    I suspect that NI will cope with this leftism (and odd geography claiming that China is in the “south”) much better than 5 seconds of a naked woman!

  • culturalpolicywonk

    Bieito has previous form along the Nudity, Nazis and nipple-slicing axis…

    http://www.theguardian.com/music/2015/jun/30/opera-controversy-william-tell

  • murdockp

    personally the most offensive production I ever witnessed in the belfast opera house was May Mcfetteridge in ‘cinderella’

    I still have nightmares to this day

  • Newton Emerson

    You’ve made this sound about as radical as a 1976 Play for Today. If you want a Free P picket help generate interest in those £42.50 tickets, try swapping the phrase “global capitalism” for “Joseph’s dreamcoat”.

  • murdockp

    the irony of course being that the free p’s are wheeled out like a mobile punch and judy show to express faux outrage at liberalism and equality the philosophies that aim to redistribute wealth whilst thier puppeteer feeds of the great westminster teat.

  • Croiteir

    Art reflects society – and if that reflects us maybe its time to join the wee frees

  • culturalpolicywonk

    I thought Play for Today was quite good to be fair.

  • Janos Bingham

    A cry for the world’s exploited! At £42:50 a pop!

    (Still such things have precedence I recently saw a ‘Ché’ T shirt for £49:99)

  • culturalpolicywonk

    Did a bit of research on this in a ‘break from writing’ – looks like they’re downplaying it a bit – gang rape, suicide, punishment beatings and some old bloke wandering around in a soiled nappy. Does look a bit like May McFettridge.

  • terence patrick hewett

    I treasure the Desert Islands Discs interview of Julie Andrews who pronounced “Turandot” ” Turrrren-dough.” Oh Julie: you had the best voice of the 20th century. Archie’s greatest protégé.
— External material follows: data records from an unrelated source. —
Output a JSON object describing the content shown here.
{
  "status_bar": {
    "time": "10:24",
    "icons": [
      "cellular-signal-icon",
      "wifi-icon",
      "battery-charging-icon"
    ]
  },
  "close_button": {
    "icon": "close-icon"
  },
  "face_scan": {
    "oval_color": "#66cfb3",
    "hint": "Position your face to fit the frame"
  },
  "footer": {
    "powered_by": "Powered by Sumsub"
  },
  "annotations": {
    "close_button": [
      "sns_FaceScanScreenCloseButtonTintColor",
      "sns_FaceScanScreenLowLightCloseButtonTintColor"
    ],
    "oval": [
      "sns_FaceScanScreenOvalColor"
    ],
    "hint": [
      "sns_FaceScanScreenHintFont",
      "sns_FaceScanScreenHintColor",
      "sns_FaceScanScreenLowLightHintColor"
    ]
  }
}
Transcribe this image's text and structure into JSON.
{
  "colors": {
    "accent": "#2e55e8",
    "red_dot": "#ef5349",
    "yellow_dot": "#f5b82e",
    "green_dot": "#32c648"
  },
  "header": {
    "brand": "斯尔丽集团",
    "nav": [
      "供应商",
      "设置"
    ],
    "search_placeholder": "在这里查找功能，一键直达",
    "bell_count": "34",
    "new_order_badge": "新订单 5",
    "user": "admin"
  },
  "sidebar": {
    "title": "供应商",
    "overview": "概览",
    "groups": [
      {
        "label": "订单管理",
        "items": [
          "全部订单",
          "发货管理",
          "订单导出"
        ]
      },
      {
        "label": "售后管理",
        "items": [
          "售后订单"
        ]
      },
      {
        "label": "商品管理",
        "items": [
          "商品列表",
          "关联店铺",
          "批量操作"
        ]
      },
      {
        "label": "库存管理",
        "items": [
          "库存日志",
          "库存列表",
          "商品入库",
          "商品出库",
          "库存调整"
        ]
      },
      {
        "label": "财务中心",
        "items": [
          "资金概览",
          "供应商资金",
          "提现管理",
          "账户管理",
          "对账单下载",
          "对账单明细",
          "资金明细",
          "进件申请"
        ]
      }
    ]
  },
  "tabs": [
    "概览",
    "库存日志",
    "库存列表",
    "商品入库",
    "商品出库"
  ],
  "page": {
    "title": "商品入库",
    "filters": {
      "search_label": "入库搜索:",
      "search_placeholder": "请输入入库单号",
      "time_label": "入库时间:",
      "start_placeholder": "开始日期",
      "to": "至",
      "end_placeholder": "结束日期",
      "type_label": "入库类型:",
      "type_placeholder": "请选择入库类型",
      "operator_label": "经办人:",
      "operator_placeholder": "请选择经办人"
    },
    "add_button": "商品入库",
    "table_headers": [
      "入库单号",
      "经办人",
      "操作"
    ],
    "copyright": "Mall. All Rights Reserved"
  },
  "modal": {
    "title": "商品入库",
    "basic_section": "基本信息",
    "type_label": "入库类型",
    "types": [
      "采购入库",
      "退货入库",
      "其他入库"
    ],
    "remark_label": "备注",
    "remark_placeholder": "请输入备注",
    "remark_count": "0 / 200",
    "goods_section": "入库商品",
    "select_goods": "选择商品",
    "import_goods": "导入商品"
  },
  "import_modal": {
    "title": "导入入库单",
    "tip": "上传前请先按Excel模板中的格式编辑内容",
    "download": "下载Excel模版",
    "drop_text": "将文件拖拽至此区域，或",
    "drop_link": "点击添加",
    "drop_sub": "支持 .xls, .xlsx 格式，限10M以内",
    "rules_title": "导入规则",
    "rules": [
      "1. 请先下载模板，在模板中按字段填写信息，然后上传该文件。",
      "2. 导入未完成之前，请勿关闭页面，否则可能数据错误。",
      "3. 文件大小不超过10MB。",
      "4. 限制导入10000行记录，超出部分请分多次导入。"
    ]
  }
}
    But Maria Callas Turandot Signore Ascolta comes near:

    Mea culpa; peccavi; Domine miserere mei.

  • Ben De Hellenbacque

    You’d be likely to view (and hear) an opera rather differently to a television play no matter how radical either may or may not be. As for a free P picket, that’s an opera in its own right and is of course … um free.

  • Chingford Man

    I normally like opera but this sounds like another leftie lovefest for hypocritical virtue signallers everywhere. I’m sure the people staging it have iPhones and just love a regular overpriced cappuccino, perhaps served by an economic migrant, or “refugee” as we are meant to say now.

    If they want to put on something truly controversial, maybe try something from a conservative perspective?

  • culturalpolicywonk

    What did you have in mind?

  • We saw this amazing interpretation of Turandot at GOH last night. I can see why Calixto Bieito is compared with Tarantino. It was raw, visceral stuff and sometimes very uncomfortable to watch. The singing was wonderful – principals and chorus both. Probably not the most accessible Puccini but an unforgettable experience.

  • Noel

    The applause tonight said it all – Ulster Orchestra- a fantastic sound! Principals – well done! Chorus – great support! Calixto Bieito – not for me and I dare say, to summarise the opinion of those sitting near me, not for us! I have no problem in spending £85 on a pair of tickets to support the arts in NI, but the next time I see an NI Opera production advertised I will think twice and check out the producer. Presumably the decision to forego an interval was a tactic to ensure a captive audience.